• STUDY MATERIAL:
######
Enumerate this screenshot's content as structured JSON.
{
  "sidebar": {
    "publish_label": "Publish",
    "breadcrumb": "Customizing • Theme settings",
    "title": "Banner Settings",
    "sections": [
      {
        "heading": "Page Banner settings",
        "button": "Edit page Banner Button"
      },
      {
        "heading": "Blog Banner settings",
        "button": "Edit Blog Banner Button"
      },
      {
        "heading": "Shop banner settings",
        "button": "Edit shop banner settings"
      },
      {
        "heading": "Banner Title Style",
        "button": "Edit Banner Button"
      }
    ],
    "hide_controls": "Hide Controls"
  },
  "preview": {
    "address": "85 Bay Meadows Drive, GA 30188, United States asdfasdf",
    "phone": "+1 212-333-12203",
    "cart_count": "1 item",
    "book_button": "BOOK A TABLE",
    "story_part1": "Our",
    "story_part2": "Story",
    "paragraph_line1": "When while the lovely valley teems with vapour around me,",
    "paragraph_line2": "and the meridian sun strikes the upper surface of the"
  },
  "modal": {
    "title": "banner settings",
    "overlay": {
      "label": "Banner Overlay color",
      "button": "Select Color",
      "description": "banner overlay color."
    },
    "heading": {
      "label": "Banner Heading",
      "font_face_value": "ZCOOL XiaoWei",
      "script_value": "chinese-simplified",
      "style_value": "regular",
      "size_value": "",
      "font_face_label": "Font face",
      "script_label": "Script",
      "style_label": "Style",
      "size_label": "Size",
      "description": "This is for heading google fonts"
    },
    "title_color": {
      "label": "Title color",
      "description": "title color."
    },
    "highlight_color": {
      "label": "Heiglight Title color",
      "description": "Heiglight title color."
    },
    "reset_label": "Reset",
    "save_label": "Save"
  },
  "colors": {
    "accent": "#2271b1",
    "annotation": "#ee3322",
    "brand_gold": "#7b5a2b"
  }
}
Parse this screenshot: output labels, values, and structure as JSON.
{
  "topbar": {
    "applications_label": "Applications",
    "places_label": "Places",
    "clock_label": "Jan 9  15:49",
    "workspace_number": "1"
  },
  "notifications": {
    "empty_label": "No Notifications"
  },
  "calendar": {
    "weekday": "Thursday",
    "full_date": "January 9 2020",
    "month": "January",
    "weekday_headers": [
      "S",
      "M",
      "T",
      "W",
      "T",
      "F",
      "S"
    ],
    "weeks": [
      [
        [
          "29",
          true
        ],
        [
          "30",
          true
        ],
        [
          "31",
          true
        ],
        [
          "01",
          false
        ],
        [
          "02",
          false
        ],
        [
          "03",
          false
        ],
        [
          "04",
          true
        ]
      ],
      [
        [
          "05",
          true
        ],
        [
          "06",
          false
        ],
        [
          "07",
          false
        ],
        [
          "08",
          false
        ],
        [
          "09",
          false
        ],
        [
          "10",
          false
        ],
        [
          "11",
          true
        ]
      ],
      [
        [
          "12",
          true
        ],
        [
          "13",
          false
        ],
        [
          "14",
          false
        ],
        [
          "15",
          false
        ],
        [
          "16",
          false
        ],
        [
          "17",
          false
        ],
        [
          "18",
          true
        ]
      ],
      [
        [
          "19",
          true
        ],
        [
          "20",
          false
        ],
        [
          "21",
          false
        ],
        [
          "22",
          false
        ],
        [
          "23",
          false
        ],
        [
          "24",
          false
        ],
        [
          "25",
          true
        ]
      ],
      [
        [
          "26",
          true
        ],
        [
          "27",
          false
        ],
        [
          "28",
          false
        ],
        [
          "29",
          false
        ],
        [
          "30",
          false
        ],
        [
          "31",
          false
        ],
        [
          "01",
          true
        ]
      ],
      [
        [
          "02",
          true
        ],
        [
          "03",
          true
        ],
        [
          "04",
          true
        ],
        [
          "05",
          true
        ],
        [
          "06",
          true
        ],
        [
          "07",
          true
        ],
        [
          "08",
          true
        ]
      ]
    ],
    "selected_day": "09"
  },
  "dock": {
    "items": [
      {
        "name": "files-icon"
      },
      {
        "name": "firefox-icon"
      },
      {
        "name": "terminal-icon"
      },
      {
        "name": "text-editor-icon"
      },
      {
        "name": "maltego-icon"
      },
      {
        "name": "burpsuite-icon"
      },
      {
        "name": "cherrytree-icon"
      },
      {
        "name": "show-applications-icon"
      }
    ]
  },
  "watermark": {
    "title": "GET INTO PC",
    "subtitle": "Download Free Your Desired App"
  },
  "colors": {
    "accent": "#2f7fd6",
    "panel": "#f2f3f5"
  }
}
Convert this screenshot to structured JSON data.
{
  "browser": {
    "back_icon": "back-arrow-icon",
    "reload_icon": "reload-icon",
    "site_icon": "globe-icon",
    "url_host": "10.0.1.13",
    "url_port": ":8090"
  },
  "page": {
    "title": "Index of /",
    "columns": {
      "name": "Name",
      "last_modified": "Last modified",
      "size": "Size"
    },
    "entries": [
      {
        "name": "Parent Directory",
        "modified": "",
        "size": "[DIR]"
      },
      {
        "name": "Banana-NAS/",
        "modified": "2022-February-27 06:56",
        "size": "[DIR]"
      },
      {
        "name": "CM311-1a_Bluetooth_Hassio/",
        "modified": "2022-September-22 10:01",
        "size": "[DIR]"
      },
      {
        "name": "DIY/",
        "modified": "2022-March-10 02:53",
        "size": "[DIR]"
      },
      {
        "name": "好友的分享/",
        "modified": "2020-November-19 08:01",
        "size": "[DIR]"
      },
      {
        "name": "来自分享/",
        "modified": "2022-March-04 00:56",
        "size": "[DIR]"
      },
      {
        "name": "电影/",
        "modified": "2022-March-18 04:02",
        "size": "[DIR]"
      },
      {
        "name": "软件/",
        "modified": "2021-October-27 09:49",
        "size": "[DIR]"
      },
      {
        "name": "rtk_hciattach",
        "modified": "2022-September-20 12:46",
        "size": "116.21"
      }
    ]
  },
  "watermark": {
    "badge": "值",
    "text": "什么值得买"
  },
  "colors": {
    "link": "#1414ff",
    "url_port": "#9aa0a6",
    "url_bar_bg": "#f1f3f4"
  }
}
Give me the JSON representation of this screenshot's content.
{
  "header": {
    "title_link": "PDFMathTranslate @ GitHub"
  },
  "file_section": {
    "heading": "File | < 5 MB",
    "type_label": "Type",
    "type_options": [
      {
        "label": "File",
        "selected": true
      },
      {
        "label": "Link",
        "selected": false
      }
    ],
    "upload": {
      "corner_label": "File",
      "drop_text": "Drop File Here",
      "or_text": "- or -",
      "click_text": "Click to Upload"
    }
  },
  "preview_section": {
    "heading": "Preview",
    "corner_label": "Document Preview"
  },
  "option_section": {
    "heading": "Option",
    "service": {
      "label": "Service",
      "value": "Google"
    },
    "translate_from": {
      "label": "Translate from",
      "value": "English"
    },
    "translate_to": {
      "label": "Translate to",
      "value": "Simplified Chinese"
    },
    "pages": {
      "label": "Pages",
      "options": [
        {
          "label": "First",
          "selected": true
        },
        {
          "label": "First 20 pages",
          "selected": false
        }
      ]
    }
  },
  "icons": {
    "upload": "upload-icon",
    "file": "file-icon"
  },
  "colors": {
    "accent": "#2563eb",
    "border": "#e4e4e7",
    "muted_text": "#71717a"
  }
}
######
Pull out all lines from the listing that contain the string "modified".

• SOLUTION:
      "last_modified": "Last modified",
        "modified": "",
        "modified": "2022-February-27 06:56",
        "modified": "2022-September-22 10:01",
        "modified": "2022-March-10 02:53",
        "modified": "2020-November-19 08:01",
        "modified": "2022-March-04 00:56",
        "modified": "2022-March-18 04:02",
        "modified": "2021-October-27 09:49",
        "modified": "2022-September-20 12:46",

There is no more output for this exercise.